__Work item__: Report each line of the data that has "JSON" somewhere in it.

__Data to use__:
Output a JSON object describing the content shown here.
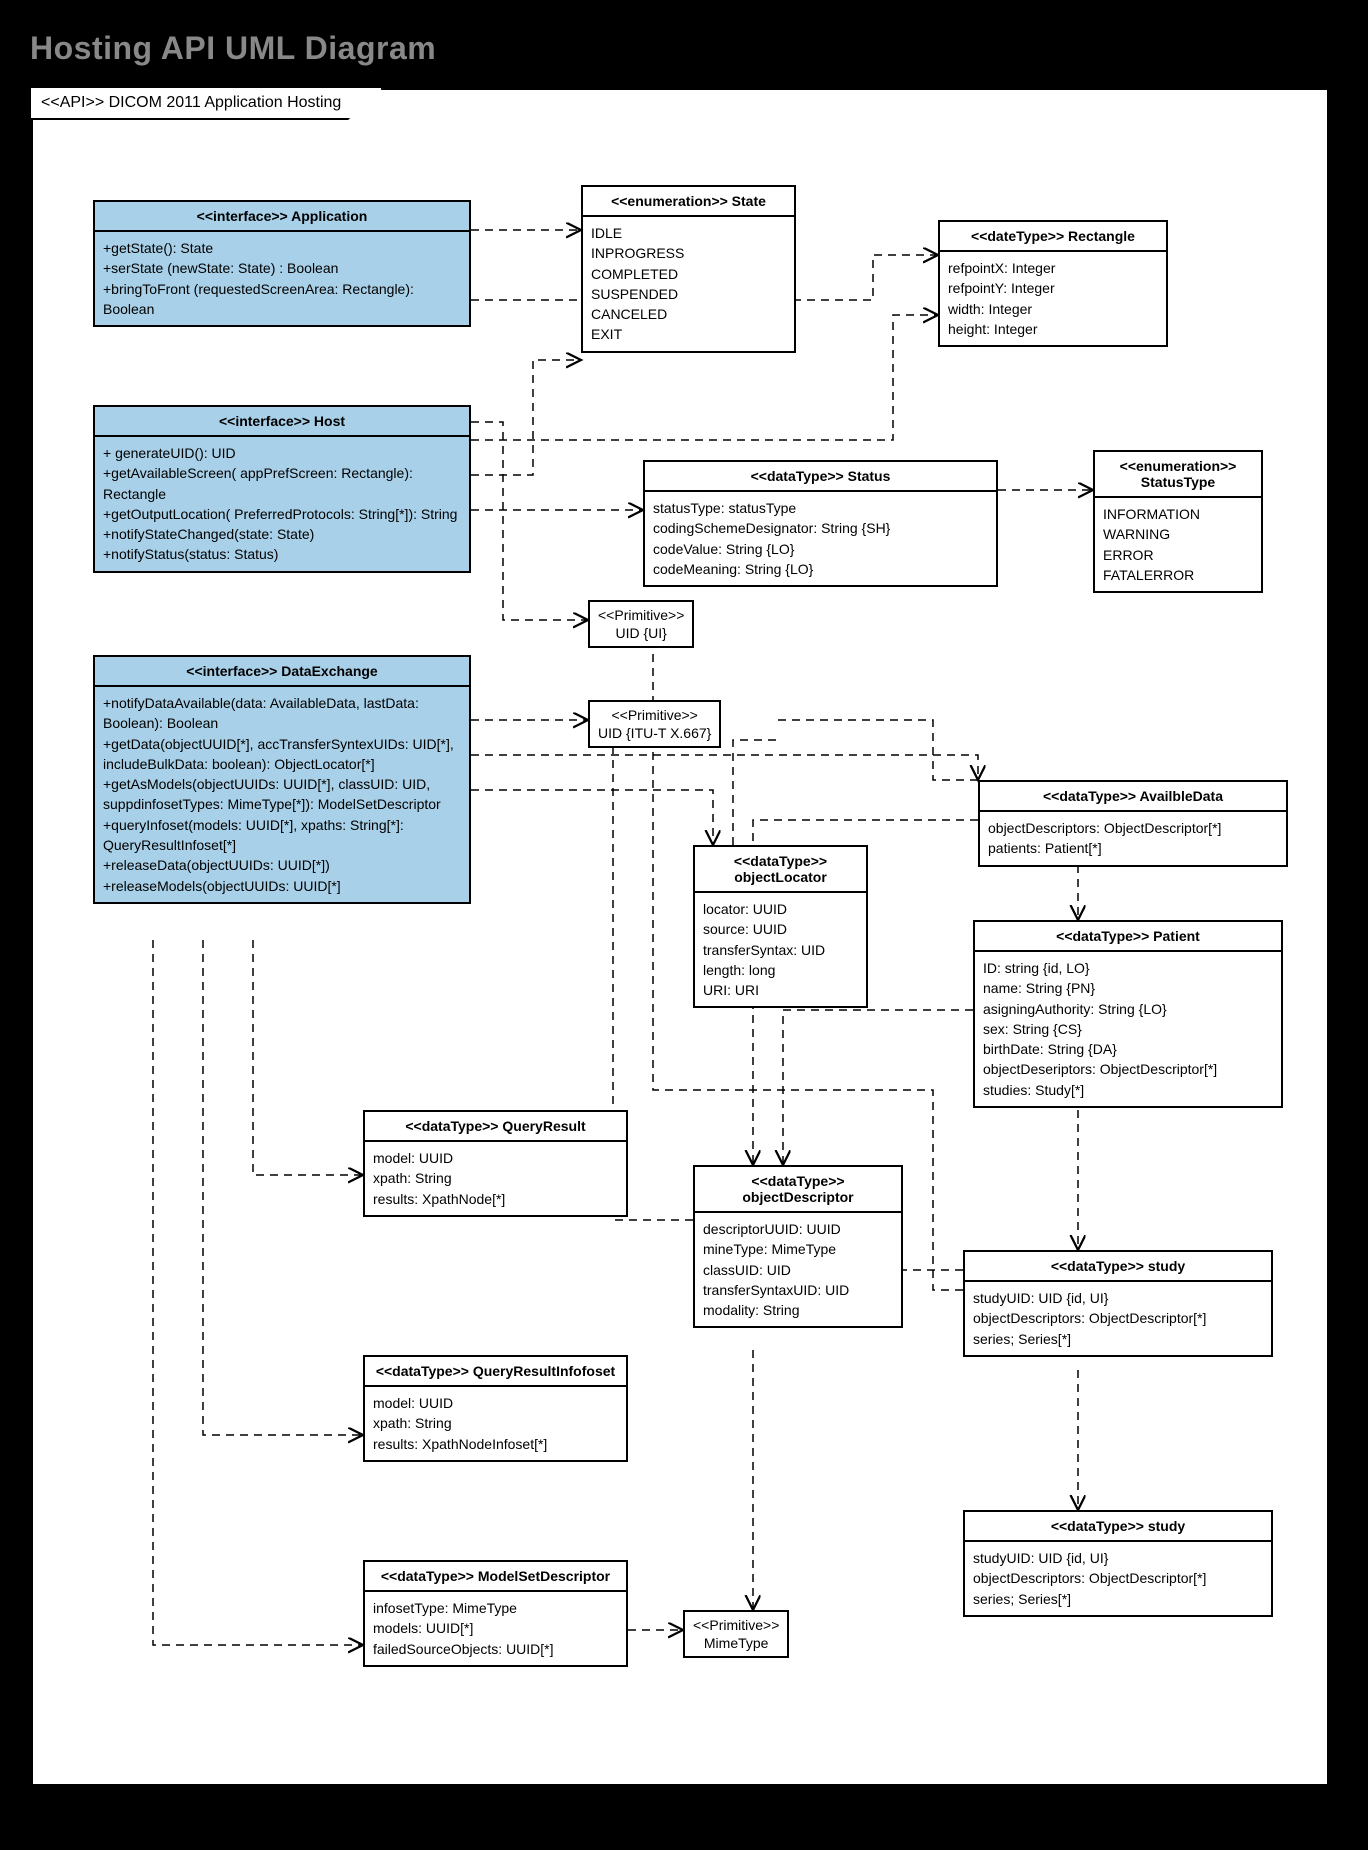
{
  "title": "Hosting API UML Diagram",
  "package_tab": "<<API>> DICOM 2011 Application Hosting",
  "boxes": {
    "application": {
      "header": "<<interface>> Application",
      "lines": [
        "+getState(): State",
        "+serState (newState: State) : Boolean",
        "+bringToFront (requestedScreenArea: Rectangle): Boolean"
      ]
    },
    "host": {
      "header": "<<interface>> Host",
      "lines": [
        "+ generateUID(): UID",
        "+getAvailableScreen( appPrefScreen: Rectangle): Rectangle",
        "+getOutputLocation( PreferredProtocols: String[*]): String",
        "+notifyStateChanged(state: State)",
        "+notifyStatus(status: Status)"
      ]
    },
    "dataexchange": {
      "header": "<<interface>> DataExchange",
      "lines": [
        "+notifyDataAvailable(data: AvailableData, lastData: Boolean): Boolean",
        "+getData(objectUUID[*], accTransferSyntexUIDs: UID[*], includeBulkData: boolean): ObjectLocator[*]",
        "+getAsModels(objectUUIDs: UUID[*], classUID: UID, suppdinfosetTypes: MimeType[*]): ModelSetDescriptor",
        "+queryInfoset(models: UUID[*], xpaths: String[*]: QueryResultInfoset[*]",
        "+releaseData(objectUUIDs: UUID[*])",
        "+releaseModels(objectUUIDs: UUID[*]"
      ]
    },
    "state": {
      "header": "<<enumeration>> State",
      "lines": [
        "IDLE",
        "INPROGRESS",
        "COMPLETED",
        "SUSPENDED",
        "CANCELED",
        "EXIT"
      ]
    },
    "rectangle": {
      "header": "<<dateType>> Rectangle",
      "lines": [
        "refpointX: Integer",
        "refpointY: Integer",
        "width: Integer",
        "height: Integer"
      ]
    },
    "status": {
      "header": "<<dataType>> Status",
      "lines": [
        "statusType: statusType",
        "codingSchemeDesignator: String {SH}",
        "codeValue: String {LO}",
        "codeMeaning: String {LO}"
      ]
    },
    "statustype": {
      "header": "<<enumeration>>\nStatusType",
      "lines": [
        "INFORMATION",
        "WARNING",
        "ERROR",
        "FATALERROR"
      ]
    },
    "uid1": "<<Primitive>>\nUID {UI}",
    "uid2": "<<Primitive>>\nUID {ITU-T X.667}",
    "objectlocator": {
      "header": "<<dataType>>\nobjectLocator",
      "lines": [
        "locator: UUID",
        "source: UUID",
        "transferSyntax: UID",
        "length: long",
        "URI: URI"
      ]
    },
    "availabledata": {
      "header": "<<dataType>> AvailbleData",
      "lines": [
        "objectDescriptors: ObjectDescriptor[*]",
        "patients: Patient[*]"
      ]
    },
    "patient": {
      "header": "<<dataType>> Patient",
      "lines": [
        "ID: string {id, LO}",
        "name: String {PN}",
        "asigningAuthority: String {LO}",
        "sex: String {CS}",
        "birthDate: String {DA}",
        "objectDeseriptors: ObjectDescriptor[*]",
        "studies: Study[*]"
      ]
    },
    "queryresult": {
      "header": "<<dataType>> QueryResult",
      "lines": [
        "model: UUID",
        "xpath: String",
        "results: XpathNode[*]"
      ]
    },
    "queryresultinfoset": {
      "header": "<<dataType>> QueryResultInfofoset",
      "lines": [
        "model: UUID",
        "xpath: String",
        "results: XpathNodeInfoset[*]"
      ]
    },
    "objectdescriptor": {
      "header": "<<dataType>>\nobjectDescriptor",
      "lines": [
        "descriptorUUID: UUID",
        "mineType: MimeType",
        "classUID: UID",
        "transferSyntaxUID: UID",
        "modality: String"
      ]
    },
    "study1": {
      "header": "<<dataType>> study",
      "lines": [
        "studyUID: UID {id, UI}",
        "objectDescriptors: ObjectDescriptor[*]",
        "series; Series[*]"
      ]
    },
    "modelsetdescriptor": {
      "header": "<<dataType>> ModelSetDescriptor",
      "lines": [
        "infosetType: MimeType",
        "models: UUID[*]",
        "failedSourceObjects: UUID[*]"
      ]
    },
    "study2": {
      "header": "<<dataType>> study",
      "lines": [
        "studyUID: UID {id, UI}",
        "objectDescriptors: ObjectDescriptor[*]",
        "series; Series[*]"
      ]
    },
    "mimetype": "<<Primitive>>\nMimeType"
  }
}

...

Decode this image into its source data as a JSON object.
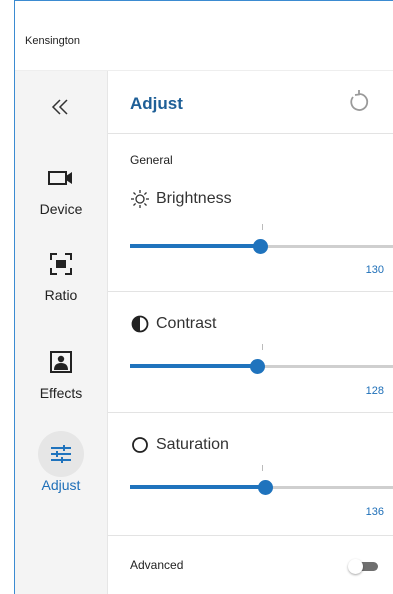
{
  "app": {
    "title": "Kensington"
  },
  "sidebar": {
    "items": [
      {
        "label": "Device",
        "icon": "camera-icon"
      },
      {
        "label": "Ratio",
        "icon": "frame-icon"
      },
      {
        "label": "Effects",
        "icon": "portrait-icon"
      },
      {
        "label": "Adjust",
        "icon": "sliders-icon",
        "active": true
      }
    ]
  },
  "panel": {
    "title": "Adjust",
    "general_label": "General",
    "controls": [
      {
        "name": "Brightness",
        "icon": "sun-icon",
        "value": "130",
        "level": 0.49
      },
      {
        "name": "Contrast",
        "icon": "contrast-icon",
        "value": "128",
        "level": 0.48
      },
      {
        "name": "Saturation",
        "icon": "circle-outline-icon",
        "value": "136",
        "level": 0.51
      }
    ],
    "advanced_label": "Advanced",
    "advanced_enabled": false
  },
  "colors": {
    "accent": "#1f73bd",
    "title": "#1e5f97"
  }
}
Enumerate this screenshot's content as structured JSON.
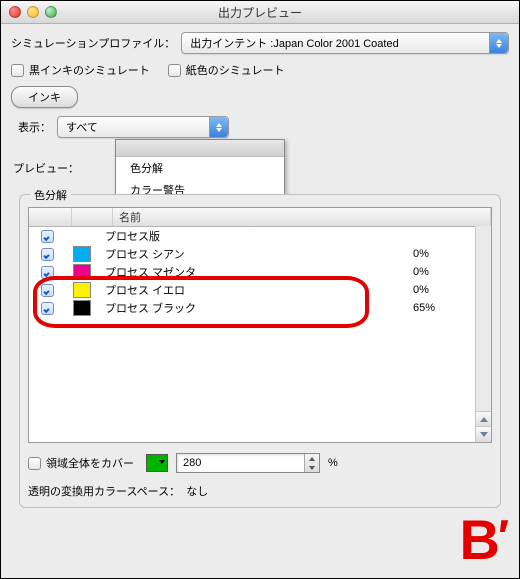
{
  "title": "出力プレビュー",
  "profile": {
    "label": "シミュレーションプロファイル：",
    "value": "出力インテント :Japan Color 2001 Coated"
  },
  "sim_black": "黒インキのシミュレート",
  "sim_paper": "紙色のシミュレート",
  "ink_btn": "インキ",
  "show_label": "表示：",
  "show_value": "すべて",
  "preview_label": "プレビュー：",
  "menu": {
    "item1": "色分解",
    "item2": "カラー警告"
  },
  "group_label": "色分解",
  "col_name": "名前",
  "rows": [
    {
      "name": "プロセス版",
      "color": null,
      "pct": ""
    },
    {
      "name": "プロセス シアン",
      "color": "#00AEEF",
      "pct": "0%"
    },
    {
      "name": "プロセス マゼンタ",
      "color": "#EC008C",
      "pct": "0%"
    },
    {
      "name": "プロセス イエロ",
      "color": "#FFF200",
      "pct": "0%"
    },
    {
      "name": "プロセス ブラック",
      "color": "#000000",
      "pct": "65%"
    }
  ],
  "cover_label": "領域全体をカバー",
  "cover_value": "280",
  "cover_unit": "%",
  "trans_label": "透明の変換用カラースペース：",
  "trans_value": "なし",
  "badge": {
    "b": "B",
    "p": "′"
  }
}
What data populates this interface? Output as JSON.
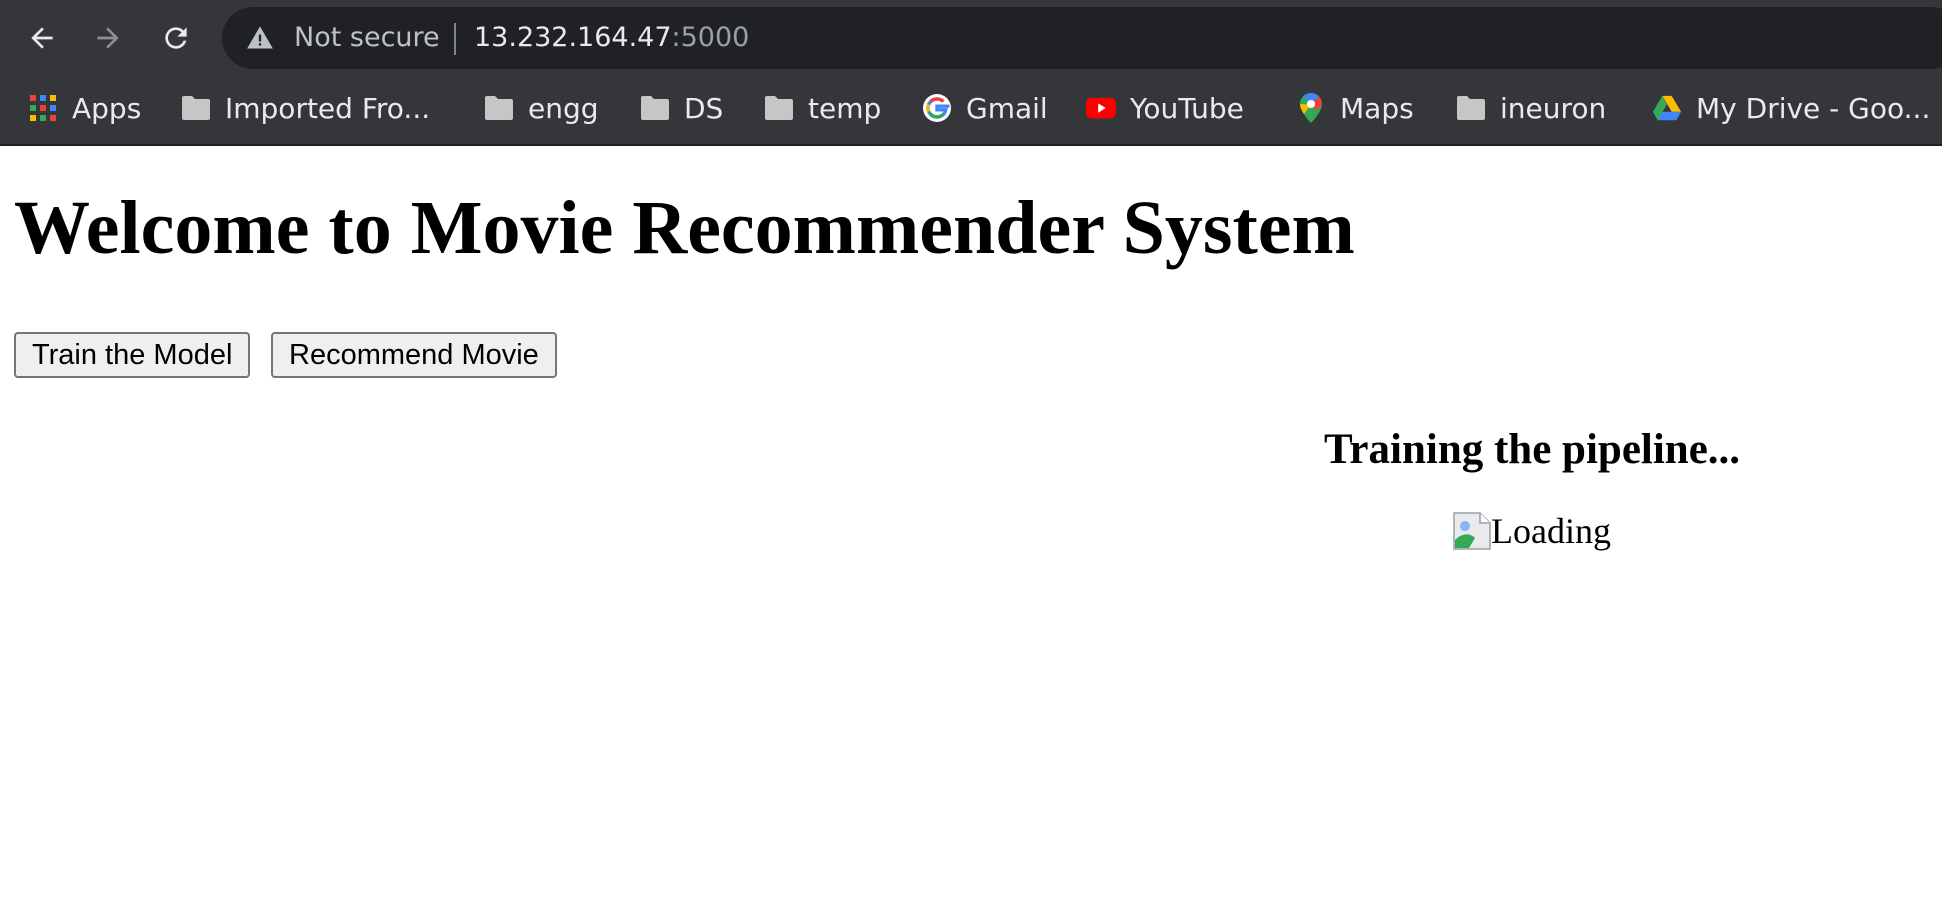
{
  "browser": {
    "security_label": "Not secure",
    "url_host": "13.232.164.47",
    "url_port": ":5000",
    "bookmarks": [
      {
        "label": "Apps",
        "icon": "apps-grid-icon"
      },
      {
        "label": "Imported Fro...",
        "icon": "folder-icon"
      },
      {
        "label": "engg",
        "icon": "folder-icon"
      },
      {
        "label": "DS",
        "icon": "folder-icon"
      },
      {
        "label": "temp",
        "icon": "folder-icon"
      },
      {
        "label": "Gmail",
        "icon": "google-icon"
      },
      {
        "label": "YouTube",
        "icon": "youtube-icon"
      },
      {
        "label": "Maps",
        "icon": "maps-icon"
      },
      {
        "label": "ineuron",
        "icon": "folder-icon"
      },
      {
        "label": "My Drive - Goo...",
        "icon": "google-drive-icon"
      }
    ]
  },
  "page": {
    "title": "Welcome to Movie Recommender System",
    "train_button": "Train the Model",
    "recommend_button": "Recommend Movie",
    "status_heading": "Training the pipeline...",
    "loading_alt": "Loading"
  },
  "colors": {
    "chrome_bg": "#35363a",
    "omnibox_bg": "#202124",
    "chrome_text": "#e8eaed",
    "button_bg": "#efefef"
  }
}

__Your response__:
Output a JSON object describing the content shown here.
Decode this image into its source data as a JSON object.
Enumerate this screenshot's content as structured JSON.
What data populates this interface? Output as JSON.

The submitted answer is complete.